= Beginning of Section =

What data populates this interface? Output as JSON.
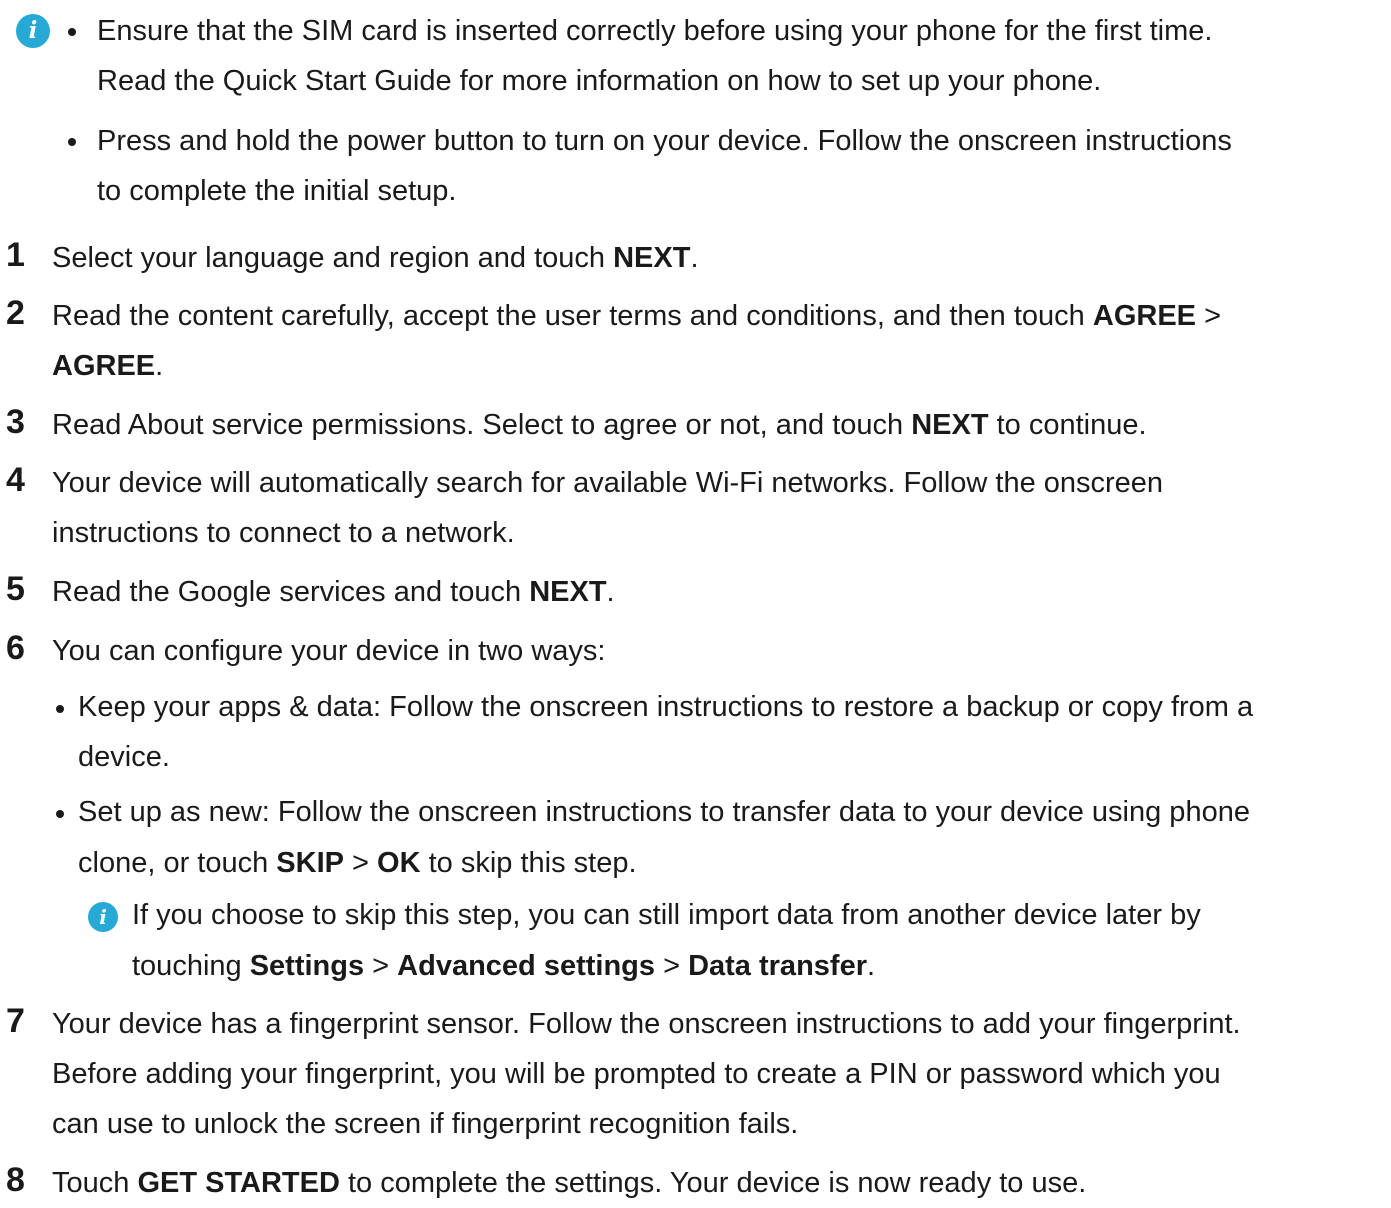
{
  "note_top": {
    "bullets": [
      {
        "line1": "Ensure that the SIM card is inserted correctly before using your phone for the first time.",
        "line2": "Read the Quick Start Guide for more information on how to set up your phone."
      },
      {
        "line1": "Press and hold the power button to turn on your device. Follow the onscreen instructions",
        "line2": "to complete the initial setup."
      }
    ]
  },
  "steps": [
    {
      "num": "1",
      "t1": "Select your language and region and touch ",
      "b1": "NEXT",
      "t2": "."
    },
    {
      "num": "2",
      "t1": "Read the content carefully, accept the user terms and conditions, and then touch ",
      "b1": "AGREE",
      "t2": " >",
      "b2": "AGREE",
      "t3": "."
    },
    {
      "num": "3",
      "t1": "Read About service permissions. Select to agree or not, and touch ",
      "b1": "NEXT",
      "t2": " to continue."
    },
    {
      "num": "4",
      "line1": "Your device will automatically search for available Wi-Fi networks. Follow the onscreen",
      "line2": "instructions to connect to a network."
    },
    {
      "num": "5",
      "t1": "Read the Google services and touch ",
      "b1": "NEXT",
      "t2": "."
    },
    {
      "num": "6",
      "line1": "You can configure your device in two ways:",
      "sub1": {
        "line1": "Keep your apps & data: Follow the onscreen instructions to restore a backup or copy from a",
        "line2": "device."
      },
      "sub2": {
        "line1": "Set up as new: Follow the onscreen instructions to transfer data to your device using phone",
        "t1": "clone, or touch ",
        "b1": "SKIP",
        "t2": " > ",
        "b2": "OK",
        "t3": " to skip this step."
      },
      "note": {
        "line1": "If you choose to skip this step, you can still import data from another device later by",
        "t1": "touching ",
        "b1": "Settings",
        "t2": " > ",
        "b2": "Advanced settings",
        "t3": " > ",
        "b3": "Data transfer",
        "t4": "."
      }
    },
    {
      "num": "7",
      "line1": "Your device has a fingerprint sensor. Follow the onscreen instructions to add your fingerprint.",
      "line2": "Before adding your fingerprint, you will be prompted to create a PIN or password which you",
      "line3": "can use to unlock the screen if fingerprint recognition fails."
    },
    {
      "num": "8",
      "t1": "Touch ",
      "b1": "GET STARTED",
      "t2": " to complete the settings. Your device is now ready to use."
    }
  ],
  "colors": {
    "info_icon": "#27a9d6",
    "text": "#1a1a1a"
  },
  "icons": [
    "info-icon"
  ]
}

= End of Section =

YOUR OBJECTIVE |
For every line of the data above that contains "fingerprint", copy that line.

TASK ANSWER |
      "line1": "Your device has a fingerprint sensor. Follow the onscreen instructions to add your fingerprint.",
      "line2": "Before adding your fingerprint, you will be prompted to create a PIN or password which you",
      "line3": "can use to unlock the screen if fingerprint recognition fails."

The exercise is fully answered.